Once the pictures are set aside, copy everything else in the records exactly.
━━━ DATA SHOWN ━━━
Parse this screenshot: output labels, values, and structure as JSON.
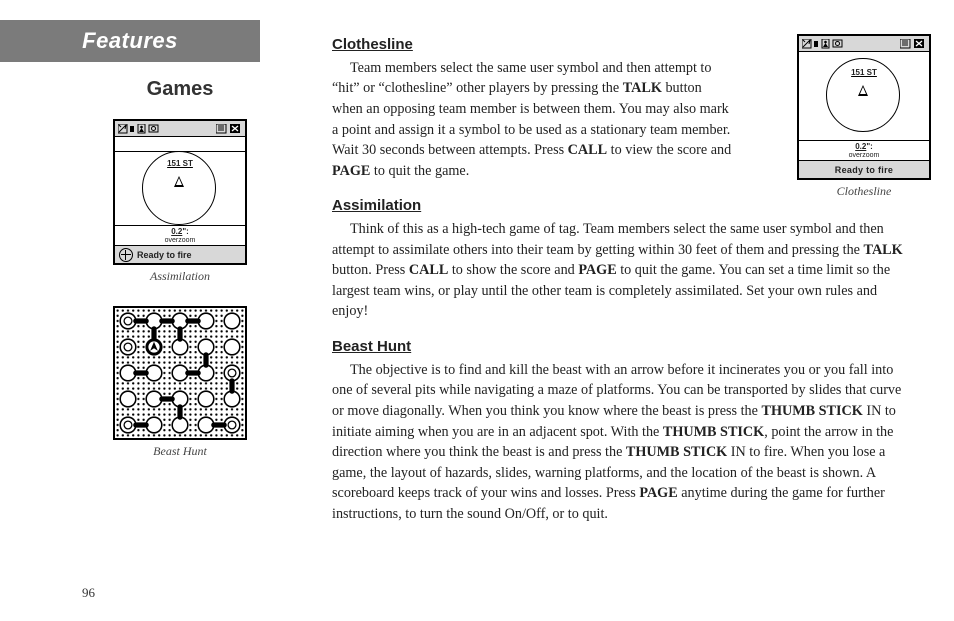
{
  "tab_label": "Features",
  "left_heading": "Games",
  "page_number": "96",
  "figures": {
    "assimilation": {
      "caption": "Assimilation",
      "dist_label": "151 ST",
      "zoom_value": "0.2",
      "zoom_text": "overzoom",
      "status": "Ready to fire"
    },
    "beasthunt": {
      "caption": "Beast Hunt"
    },
    "clothesline": {
      "caption": "Clothesline",
      "dist_label": "151 ST",
      "zoom_value": "0.2",
      "zoom_text": "overzoom",
      "status": "Ready to fire"
    }
  },
  "sections": {
    "clothesline": {
      "heading": "Clothesline",
      "t0": "Team members select the same user symbol and then attempt to “hit” or “clothesline” other players by pressing the ",
      "k0": "TALK",
      "t1": " button when an opposing team member is between them.  You may also mark a point and assign it a symbol to be used as a stationary team member.  Wait 30 seconds between attempts.  Press ",
      "k1": "CALL",
      "t2": " to view the score and ",
      "k2": "PAGE",
      "t3": " to quit the game."
    },
    "assimilation": {
      "heading": "Assimilation",
      "t0": "Think of this as a high-tech game of tag.  Team members select the same user symbol and then attempt to assimilate others into their team by getting within 30 feet of them and pressing the ",
      "k0": "TALK",
      "t1": " button.  Press ",
      "k1": "CALL",
      "t2": " to show the score and ",
      "k2": "PAGE",
      "t3": " to quit the game.  You can set a time limit so the largest team wins, or play until the other team is completely assimilated.  Set your own rules and enjoy!"
    },
    "beasthunt": {
      "heading": "Beast Hunt",
      "t0": "The objective is to find and kill the beast with an arrow before it incinerates you or you fall into one of several pits while navigating a maze of platforms.  You can be transported by slides that curve or move diagonally.  When you think you know where the beast is press the ",
      "k0": "THUMB STICK",
      "t1": " IN to initiate aiming when you are in an adjacent spot.  With the ",
      "k1": "THUMB STICK",
      "t2": ", point the arrow in the direction where you think the beast is and press the ",
      "k2": "THUMB STICK",
      "t3": " IN to fire.  When you lose a game, the layout of hazards, slides, warning platforms, and the location of the beast is shown.  A scoreboard keeps track of your wins and losses.  Press ",
      "k3": "PAGE",
      "t4": " anytime during the game for further instructions, to turn the sound On/Off, or to quit."
    }
  }
}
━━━
SOLUTION FOR THIS EXERCISE:
Parse this screenshot: output labels, values, and structure as JSON.
{
  "tab_label": "Features",
  "left_heading": "Games",
  "page_number": "96",
  "figures": {
    "assimilation": {
      "caption": "Assimilation",
      "dist_label": "151 ST",
      "zoom_value": "0.2",
      "zoom_text": "overzoom",
      "status": "Ready to fire"
    },
    "beasthunt": {
      "caption": "Beast Hunt"
    },
    "clothesline": {
      "caption": "Clothesline",
      "dist_label": "151 ST",
      "zoom_value": "0.2",
      "zoom_text": "overzoom",
      "status": "Ready to fire"
    }
  },
  "sections": {
    "clothesline": {
      "heading": "Clothesline",
      "t0": "Team members select the same user symbol and then attempt to “hit” or “clothesline” other players by pressing the ",
      "k0": "TALK",
      "t1": " button when an opposing team member is between them.  You may also mark a point and assign it a symbol to be used as a stationary team member.  Wait 30 seconds between attempts.  Press ",
      "k1": "CALL",
      "t2": " to view the score and ",
      "k2": "PAGE",
      "t3": " to quit the game."
    },
    "assimilation": {
      "heading": "Assimilation",
      "t0": "Think of this as a high-tech game of tag.  Team members select the same user symbol and then attempt to assimilate others into their team by getting within 30 feet of them and pressing the ",
      "k0": "TALK",
      "t1": " button.  Press ",
      "k1": "CALL",
      "t2": " to show the score and ",
      "k2": "PAGE",
      "t3": " to quit the game.  You can set a time limit so the largest team wins, or play until the other team is completely assimilated.  Set your own rules and enjoy!"
    },
    "beasthunt": {
      "heading": "Beast Hunt",
      "t0": "The objective is to find and kill the beast with an arrow before it incinerates you or you fall into one of several pits while navigating a maze of platforms.  You can be transported by slides that curve or move diagonally.  When you think you know where the beast is press the ",
      "k0": "THUMB STICK",
      "t1": " IN to initiate aiming when you are in an adjacent spot.  With the ",
      "k1": "THUMB STICK",
      "t2": ", point the arrow in the direction where you think the beast is and press the ",
      "k2": "THUMB STICK",
      "t3": " IN to fire.  When you lose a game, the layout of hazards, slides, warning platforms, and the location of the beast is shown.  A scoreboard keeps track of your wins and losses.  Press ",
      "k3": "PAGE",
      "t4": " anytime during the game for further instructions, to turn the sound On/Off, or to quit."
    }
  }
}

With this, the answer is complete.